* [DATA RECORDS]:
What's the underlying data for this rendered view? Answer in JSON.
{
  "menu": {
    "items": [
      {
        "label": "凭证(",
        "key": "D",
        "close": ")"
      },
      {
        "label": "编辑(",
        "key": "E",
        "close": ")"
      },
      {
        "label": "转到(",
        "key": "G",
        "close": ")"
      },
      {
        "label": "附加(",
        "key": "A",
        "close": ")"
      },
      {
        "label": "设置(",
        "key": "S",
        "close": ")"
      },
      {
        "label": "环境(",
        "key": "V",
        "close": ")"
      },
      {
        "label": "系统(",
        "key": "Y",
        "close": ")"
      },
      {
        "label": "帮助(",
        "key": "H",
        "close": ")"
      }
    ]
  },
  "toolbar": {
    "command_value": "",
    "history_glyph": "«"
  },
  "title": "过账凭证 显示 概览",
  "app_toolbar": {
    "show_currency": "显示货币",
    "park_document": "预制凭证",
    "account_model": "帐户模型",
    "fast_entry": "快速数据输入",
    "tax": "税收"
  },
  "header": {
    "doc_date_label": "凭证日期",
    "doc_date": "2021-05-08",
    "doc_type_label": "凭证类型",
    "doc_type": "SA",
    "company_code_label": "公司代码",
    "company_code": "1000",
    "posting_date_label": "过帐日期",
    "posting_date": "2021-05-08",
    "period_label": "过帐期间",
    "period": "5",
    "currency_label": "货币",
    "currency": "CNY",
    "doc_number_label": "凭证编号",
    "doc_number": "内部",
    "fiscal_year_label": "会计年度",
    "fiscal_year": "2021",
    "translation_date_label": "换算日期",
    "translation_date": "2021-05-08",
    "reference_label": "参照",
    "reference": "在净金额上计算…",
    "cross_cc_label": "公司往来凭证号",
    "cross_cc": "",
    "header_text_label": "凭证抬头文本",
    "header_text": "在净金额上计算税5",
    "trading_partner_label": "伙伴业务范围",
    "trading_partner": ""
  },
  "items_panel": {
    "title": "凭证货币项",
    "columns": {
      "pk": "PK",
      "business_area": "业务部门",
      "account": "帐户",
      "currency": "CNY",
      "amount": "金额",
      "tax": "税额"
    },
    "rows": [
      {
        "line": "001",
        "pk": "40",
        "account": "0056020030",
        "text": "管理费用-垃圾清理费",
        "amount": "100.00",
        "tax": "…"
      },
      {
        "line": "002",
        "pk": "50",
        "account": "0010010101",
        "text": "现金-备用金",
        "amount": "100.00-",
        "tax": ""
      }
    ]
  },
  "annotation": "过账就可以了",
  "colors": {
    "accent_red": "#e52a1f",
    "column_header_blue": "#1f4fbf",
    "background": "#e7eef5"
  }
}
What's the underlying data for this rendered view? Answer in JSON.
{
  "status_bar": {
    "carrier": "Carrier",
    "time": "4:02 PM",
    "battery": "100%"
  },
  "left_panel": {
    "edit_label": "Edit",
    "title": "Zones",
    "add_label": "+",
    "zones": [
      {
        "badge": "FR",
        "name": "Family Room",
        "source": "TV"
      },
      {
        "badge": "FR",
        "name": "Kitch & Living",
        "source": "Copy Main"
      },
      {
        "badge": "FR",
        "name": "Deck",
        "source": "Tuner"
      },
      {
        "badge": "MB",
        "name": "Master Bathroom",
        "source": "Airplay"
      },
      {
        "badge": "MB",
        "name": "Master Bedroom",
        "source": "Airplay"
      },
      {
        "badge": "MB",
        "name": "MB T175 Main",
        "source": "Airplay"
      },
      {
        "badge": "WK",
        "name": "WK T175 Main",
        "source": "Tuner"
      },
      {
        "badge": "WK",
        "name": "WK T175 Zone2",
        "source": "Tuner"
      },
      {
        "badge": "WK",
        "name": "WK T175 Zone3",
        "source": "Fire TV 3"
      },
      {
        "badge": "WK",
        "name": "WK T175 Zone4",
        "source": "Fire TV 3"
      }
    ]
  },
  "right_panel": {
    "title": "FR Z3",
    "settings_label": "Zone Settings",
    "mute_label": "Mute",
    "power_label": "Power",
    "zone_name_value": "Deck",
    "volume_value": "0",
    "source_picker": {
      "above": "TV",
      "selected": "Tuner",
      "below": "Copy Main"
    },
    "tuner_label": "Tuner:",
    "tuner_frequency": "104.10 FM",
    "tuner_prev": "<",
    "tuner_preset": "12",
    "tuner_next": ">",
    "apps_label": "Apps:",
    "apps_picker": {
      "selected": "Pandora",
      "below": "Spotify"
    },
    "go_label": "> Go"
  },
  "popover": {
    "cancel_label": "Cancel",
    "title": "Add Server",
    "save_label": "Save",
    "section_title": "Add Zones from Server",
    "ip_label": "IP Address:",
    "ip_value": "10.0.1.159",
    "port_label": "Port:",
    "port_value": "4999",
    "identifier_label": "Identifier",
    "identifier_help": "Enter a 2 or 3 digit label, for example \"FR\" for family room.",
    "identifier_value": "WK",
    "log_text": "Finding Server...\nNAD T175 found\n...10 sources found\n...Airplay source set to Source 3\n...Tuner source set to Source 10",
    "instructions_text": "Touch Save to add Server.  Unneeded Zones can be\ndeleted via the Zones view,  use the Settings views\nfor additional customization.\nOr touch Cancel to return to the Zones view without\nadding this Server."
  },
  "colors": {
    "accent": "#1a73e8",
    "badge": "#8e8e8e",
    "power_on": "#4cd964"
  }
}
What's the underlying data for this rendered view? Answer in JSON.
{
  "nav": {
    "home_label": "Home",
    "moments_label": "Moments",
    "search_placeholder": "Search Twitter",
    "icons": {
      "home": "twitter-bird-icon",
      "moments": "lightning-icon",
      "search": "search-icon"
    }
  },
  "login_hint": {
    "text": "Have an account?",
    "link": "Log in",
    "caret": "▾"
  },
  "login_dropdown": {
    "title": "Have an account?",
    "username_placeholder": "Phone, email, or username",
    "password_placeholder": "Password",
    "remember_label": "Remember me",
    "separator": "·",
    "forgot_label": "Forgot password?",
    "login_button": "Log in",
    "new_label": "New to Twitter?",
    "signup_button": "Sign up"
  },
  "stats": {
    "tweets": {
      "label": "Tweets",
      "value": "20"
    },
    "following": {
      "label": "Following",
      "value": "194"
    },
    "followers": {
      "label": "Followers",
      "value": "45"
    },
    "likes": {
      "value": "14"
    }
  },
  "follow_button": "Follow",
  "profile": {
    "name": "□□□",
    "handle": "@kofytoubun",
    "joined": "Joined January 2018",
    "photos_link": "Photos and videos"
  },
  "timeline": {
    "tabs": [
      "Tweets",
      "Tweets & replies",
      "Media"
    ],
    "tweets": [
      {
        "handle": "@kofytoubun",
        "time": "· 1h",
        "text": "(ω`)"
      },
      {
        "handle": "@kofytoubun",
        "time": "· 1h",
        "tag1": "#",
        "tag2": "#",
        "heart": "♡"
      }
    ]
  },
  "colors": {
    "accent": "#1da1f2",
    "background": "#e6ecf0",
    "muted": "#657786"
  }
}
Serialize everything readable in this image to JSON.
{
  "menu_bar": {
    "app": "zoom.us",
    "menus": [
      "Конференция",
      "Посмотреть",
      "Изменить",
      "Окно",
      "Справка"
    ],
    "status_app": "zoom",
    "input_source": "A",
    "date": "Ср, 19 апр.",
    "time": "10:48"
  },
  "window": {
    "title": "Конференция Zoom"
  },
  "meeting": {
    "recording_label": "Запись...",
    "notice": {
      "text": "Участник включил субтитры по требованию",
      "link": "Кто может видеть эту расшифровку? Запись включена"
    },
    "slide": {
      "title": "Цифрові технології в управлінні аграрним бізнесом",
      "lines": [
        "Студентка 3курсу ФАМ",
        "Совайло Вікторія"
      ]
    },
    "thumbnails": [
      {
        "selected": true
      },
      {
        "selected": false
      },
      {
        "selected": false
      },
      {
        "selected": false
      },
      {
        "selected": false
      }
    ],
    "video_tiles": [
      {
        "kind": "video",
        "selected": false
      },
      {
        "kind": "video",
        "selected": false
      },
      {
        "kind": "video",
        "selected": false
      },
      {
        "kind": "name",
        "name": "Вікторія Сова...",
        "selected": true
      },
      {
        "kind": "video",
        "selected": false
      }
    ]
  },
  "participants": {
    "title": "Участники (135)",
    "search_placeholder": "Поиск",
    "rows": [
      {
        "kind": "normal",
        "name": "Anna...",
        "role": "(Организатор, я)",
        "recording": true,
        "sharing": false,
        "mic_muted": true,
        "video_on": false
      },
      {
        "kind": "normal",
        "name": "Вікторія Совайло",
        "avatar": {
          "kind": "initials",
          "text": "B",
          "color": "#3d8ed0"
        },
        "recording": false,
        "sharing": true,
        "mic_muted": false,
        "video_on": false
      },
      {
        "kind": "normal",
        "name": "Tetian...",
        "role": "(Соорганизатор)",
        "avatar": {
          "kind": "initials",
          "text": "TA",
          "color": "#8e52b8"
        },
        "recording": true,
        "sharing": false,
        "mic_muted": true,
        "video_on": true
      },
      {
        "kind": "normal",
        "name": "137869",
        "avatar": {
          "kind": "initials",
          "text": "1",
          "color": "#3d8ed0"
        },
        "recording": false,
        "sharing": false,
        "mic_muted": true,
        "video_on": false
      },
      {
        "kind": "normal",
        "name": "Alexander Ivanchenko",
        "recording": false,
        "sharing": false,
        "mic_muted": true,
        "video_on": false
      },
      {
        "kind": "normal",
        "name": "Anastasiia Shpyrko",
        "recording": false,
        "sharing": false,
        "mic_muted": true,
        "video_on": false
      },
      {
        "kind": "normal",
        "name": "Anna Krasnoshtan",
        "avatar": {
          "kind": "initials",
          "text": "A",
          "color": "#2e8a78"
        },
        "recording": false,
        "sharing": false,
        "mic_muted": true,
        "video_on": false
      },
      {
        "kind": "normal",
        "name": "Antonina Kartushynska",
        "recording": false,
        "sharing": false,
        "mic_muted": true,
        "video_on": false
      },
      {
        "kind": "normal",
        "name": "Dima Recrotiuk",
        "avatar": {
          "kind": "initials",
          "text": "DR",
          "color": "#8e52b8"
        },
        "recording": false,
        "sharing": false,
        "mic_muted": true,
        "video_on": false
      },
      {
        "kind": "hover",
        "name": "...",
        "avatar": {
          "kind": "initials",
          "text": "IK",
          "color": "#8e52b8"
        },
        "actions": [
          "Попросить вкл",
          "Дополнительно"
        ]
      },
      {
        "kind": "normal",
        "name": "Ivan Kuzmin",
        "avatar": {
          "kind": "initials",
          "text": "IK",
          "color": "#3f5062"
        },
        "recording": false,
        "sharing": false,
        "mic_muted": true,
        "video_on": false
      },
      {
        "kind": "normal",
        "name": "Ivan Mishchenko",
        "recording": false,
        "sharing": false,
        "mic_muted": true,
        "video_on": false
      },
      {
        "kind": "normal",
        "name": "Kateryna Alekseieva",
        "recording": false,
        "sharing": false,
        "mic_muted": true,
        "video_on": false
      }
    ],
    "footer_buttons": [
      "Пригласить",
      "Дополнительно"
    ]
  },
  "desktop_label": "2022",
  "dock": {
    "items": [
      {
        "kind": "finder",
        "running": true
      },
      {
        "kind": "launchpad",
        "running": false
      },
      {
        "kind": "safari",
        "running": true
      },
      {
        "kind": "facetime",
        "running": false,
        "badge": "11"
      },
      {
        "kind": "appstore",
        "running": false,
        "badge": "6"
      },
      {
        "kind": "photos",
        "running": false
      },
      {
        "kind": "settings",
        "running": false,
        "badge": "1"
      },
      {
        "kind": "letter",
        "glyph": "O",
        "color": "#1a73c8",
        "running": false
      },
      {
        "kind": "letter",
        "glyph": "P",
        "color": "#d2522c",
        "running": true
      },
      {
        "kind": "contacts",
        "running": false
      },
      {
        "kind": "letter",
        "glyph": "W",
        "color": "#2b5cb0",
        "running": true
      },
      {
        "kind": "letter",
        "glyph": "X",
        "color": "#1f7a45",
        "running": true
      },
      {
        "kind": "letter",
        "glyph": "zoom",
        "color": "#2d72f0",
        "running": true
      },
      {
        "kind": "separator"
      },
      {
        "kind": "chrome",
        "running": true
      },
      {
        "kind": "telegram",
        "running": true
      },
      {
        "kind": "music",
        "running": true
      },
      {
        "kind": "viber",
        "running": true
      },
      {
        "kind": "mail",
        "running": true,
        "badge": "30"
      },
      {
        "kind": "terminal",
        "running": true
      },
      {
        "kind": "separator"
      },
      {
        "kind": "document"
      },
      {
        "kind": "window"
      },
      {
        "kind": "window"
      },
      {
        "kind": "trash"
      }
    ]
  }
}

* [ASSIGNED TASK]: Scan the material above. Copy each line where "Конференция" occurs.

* [RESULT BELOW]:
      "Конференция",
    "title": "Конференция Zoom"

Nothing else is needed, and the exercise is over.